Discover ideas below to ease the transition to kindergarten for children, families and you!

For Children

  • A few months before children leave your program, it’s important to talk to them about what to expect. An easy and comfortable way to start that discussion is through books and stories. Explore your local library for these books:
    • Miss Bindergarten Gets Ready for Kindergarten, by Joseph Slate
    • Welcome to Kindergarten, by Anne Rockwell
    • The Night Before Kindergarten, by Natasha Wing
    • Pete the Cat: Rocking in My School Shoes, by Eric Litwin
    • Mom, It’s My First Day of Kindergarten, by Hyewon Yum
  • Make a list of children’s thoughts about kindergarten.

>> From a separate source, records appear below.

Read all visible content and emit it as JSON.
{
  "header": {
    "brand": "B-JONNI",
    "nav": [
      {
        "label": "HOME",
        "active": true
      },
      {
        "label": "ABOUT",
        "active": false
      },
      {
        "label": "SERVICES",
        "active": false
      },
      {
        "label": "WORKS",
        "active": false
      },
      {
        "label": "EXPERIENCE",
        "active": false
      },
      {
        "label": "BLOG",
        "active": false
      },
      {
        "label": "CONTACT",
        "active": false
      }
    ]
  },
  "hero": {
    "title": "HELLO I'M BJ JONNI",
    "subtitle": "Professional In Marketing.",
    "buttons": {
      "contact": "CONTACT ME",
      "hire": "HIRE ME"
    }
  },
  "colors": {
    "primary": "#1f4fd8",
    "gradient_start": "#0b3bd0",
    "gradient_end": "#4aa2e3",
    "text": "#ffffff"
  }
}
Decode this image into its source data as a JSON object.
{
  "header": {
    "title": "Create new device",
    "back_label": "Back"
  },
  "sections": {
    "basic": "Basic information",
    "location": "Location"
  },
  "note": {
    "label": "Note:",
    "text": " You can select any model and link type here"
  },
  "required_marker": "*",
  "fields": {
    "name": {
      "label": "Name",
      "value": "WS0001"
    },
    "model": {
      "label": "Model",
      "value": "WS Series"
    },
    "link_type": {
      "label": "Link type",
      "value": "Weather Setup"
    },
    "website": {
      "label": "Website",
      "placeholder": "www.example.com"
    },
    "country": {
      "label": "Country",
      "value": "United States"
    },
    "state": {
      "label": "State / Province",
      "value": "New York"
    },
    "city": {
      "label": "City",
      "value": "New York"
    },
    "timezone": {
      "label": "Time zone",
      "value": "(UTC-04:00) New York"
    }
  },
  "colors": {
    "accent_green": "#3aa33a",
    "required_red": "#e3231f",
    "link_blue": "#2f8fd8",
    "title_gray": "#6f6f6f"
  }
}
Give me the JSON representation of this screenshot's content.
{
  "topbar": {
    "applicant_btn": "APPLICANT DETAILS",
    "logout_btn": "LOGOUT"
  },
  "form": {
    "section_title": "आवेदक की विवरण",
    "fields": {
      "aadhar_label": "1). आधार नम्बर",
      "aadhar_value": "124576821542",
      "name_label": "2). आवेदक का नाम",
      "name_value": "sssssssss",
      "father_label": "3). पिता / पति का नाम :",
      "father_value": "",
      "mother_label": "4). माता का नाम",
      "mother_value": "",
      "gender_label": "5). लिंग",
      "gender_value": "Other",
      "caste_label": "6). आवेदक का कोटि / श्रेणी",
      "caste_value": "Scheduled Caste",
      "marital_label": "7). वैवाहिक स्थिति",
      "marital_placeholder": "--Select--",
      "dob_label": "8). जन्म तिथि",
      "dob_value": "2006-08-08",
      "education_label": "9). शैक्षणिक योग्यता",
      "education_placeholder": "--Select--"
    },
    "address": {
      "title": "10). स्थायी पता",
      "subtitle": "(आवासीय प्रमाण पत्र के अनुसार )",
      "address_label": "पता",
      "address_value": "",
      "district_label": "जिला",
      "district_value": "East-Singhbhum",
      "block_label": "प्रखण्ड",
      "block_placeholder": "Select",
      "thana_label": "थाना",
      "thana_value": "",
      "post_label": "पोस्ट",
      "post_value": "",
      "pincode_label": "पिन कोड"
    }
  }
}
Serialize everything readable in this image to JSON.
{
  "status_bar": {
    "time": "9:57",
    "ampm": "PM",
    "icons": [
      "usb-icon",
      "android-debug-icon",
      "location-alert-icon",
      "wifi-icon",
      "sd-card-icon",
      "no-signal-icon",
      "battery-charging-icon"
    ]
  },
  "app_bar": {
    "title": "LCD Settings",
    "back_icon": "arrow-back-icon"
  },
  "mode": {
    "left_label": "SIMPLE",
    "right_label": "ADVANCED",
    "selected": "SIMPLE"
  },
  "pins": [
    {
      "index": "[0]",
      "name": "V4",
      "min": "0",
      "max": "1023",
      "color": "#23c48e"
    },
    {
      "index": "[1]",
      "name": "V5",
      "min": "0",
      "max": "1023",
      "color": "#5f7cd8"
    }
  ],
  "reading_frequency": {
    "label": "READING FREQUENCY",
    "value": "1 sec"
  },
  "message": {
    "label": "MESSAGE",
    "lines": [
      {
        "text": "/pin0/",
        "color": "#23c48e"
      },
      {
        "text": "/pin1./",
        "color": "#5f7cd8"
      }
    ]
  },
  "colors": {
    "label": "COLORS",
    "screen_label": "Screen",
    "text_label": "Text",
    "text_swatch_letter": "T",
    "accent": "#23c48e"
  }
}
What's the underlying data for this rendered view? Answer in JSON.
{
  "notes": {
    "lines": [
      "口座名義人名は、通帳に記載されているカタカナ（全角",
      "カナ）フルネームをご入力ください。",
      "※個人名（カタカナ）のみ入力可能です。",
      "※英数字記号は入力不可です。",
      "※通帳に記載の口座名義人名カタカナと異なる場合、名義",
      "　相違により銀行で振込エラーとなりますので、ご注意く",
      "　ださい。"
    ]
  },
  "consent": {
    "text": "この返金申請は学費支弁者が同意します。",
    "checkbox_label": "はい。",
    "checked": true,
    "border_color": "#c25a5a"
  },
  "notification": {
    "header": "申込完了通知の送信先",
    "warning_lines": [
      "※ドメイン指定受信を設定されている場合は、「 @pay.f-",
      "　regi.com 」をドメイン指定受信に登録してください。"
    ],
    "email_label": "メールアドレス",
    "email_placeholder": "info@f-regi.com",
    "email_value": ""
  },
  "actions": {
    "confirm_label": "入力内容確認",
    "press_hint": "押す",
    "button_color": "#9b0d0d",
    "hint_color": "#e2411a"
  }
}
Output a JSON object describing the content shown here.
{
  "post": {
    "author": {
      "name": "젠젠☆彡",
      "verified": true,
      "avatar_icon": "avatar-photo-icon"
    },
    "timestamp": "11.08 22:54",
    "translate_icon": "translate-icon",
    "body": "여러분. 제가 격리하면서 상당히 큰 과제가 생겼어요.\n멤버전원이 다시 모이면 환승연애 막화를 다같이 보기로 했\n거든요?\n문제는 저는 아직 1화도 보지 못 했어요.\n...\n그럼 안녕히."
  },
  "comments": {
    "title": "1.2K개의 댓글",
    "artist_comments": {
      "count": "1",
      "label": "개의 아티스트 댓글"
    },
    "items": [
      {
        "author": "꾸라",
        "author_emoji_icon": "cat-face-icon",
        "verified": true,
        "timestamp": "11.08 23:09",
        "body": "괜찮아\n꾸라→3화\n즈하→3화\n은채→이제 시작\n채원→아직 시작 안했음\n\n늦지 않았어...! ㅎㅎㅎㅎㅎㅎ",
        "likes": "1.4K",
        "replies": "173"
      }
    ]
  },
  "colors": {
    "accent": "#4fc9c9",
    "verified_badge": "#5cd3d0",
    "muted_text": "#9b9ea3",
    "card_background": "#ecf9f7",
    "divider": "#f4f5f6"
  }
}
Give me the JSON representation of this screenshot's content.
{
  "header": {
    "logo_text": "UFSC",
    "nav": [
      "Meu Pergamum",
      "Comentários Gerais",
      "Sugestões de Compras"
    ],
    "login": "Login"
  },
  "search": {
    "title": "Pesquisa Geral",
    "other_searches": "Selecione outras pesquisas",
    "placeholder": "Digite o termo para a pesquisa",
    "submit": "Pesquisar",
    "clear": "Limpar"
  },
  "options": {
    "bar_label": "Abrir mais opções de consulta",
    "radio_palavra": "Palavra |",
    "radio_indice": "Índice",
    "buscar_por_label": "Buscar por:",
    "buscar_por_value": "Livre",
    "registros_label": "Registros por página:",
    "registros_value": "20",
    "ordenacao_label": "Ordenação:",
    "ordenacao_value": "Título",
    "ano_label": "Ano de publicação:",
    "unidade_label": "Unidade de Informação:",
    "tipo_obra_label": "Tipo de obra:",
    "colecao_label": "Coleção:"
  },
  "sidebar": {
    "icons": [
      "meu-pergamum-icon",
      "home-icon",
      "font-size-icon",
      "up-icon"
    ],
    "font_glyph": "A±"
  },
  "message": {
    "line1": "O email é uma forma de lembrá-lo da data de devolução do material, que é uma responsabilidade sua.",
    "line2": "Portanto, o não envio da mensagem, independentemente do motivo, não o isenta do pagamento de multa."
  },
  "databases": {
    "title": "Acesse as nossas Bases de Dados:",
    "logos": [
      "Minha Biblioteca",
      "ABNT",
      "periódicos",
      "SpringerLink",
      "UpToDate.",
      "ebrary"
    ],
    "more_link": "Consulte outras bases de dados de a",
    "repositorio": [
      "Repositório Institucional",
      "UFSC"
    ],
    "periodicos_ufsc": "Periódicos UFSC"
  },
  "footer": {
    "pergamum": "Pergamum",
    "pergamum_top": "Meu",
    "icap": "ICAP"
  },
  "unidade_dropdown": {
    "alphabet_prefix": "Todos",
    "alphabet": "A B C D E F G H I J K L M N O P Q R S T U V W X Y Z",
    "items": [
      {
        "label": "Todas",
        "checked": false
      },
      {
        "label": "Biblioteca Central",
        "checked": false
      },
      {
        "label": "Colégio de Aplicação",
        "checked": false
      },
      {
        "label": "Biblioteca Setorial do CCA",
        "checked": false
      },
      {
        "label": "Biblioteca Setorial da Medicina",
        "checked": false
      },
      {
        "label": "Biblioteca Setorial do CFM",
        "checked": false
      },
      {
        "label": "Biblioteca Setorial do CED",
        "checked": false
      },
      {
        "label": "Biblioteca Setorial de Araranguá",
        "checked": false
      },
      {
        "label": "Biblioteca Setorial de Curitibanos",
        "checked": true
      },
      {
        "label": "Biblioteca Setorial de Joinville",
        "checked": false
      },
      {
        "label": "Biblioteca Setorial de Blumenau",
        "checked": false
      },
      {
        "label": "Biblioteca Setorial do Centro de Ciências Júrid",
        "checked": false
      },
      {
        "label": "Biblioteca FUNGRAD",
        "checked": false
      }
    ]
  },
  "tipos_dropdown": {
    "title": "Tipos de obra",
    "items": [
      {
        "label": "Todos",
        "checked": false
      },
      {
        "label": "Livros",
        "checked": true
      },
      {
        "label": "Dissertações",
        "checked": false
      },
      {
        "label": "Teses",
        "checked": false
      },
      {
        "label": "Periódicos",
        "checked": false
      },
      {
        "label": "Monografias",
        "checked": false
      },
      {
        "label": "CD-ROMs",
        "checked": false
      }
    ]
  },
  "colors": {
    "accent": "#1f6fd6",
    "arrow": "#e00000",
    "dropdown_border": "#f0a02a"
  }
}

This would include what they already know and what questions they may have. Children who have older siblings or friends could serve as  good resources for their friends.
  • Contact your local school and arrange a visit to their kindergarten.
  • Invite a kindergarten teacher to visit your program. Or, if you offer a kindergarten program, visit the kindergarten classroom with the children.
  • Have a visit from a school bus! Many children may experience their first bus ride on their way to their new school. A practice ride will certainly calm any first time jitters. 

For Families

  • Make kindergarten the focus of your final family conferences of the year. Provide parents with a progress report and/or portfolio.
  • Remind families to register for kindergarten, and have registration information available from local schools.
  • Have a Kindergarten Readiness Night! Invite parents to come for an information session led between the childcare provider and a local elementary school representative. This will give parents the opportunity to ask questions, complete required forms, check transportation and lunch schedules, as well as anything else that may be unfamiliar to families.  Child care programs can partner together to provide this resource for families.
  • Encourage families to talk about their feelings on their child going to kindergarten. This is a big milestone for parents as well.

During the summer months

Talk about kindergarten throughout the year. Support families in engaging in home activities that will promote habits that lead to a successful school career and prepare children for this next big step. Encourage families to:

  • Read to their child every day.
  • Give their child opportunities to problem solve and make decisions.
  • Offer crayons, scissors, and small manipulatives to support their child’s fine motor coordination.
  • Create a consistent bedtime schedule to encourage quality resting and waking habits.
  • Provide healthy, well-balanced meals to support their growing bodies.
  • Connect with other families that will be starting kindergarten at the same school in order to build friendships to help, especially with the first few days of school.
  • Visit the new school. Spend time on the playground and even practice walking from the transportation “drop zone” to the school’s front door.